"We layered sweatshirts and winter coats and walked the beach, laughing as the wind tried to blow us to pieces.

We alternately cranked the car heater and rolled down the windows as we patrolled Assateague Island, watching for wild ponies, tiny deer, giant herons.

We walked the island marsh trails without crowds of bugs or people.

We combed for seashells wearing gloves and mittens.

We were sunburned -- or maybe wind burned or even freezer burned?

A pony sneaked up on us and stuck his muzzle through our open car window, hoping for a handout.

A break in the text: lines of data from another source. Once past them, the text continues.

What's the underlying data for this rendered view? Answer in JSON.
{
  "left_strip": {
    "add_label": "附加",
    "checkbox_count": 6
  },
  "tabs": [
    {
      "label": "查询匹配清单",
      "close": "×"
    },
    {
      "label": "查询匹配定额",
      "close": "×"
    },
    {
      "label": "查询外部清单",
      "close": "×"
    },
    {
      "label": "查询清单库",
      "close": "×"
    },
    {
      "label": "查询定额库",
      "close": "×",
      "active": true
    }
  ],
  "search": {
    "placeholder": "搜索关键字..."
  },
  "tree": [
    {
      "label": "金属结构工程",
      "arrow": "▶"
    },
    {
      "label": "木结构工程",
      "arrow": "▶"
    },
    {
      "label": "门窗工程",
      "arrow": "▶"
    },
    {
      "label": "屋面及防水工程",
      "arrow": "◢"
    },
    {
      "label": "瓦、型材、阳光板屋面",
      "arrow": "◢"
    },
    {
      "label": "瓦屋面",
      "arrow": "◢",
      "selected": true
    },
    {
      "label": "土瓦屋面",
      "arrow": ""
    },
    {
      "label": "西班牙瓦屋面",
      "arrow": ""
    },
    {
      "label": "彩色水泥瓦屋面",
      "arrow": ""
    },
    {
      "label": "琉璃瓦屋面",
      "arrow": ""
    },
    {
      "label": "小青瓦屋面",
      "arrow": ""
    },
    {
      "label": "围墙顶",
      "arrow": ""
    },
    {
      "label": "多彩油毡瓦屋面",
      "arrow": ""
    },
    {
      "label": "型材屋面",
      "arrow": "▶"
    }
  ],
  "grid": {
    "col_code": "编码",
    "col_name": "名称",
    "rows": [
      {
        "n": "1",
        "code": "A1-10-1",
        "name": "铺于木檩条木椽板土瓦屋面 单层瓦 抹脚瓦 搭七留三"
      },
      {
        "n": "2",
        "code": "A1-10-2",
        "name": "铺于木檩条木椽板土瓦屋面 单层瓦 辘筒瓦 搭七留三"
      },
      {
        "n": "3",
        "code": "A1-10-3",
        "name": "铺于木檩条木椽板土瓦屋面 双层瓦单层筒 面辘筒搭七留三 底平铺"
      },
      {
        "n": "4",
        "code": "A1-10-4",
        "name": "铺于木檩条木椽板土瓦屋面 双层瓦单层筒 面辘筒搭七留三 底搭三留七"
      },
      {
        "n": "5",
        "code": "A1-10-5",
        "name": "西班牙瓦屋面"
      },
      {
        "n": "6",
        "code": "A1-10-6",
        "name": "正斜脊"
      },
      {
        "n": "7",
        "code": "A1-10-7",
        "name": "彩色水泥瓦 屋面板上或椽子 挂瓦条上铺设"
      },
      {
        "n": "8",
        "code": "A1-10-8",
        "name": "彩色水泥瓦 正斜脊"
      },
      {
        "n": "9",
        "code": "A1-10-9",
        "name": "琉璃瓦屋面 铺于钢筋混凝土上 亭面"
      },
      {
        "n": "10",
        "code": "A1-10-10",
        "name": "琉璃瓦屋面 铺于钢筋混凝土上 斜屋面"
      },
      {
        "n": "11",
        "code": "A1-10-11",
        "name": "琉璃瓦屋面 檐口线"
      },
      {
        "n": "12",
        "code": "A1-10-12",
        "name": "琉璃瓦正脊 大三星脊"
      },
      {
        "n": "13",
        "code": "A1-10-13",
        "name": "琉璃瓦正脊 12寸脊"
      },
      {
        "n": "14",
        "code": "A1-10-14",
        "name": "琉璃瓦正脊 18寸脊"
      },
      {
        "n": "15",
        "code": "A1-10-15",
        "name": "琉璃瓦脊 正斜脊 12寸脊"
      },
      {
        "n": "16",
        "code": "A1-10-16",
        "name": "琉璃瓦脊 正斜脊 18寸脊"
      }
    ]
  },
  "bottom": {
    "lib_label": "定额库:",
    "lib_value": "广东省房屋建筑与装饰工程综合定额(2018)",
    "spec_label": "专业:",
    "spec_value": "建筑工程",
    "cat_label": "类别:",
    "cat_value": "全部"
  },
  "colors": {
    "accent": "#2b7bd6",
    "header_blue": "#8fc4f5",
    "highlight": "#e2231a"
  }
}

Then, two pint-sized sika deer suddenly appeared around a bend, munching grass as the sun started to dip. I loved watching my wife watching them, standing among them, her camera in hand.

Finally, it was too dark and cold to do anything else."

Erin: From John's story "Fog lifts for York Catholic's Michael Sperring"

"Somehow Michael Sperring played basketball that Thanksgiving morning. His head was pounding, the pressure inside it building. He did not know that time was running out.

The headaches had persisted for a week now, heavy and unrelenting, and during that time Michael had lived in a steady fog. He had hardly been able to eat or sleep, much less lift up jump shots.

That was about to change. When David Sperring walked out of his bathroom around 6 a.m. Thanksgiving morning, he found his son seated on his bed, gym clothes already on.

"I'm going to practice."

If the how was hard to understand, the why wasn't."
Erin (and the rest of us) loved the last line.

Laura: From Erin's upcoming FlipSide Weekend story, "Make believes most wanted" (read it Feb. 12)

"Character: Goldilocks
Crime: Trespassing, burglary
We know you’re only a minor, but the three bears had a right to press charges. You tasted their porridge and probably double-dipped. Gross. Then you slept in their beds, which is just creepy. You might be a curious little girl .¤.¤. or a bear stalker."
Laura thought the idea behind the story -- how fairy tale characters would fair in the justice system -- was really clever and Erin has just the right tone to match.

Jess: From teen staffer John Villarose's short story "Embracing the Cold"

"Another winter meant more snow. Dreadful, dreadful snow. Odd lumps of white and gray infecting the ground like a disease, spreading their rash over everything."

: From Scott Fisher's editorial, "On balloon dogs and Peter Cetera"

"The courts will have to sort out whether artist Jeff Koons has a valid claim in a lawsuit alleging copyright infringement over "balloon dog" bookends that look like his famous sculpture.

But from the outside, the suit by the Dover-area native seems a bit frivolous - as frivolous as balloon dogs themselves.

After all, balloon dogs all look pretty much alike. The big balloon dog statue Mr. Koons made (and made a good deal of money from) looks suspiciously like every balloon dog twisted by every clown at every circus in America for decades."
Kara said that it's difficult to write editorials, because it can be hard to write with authority. Scott not only does this well, but he makes them fun to read as well.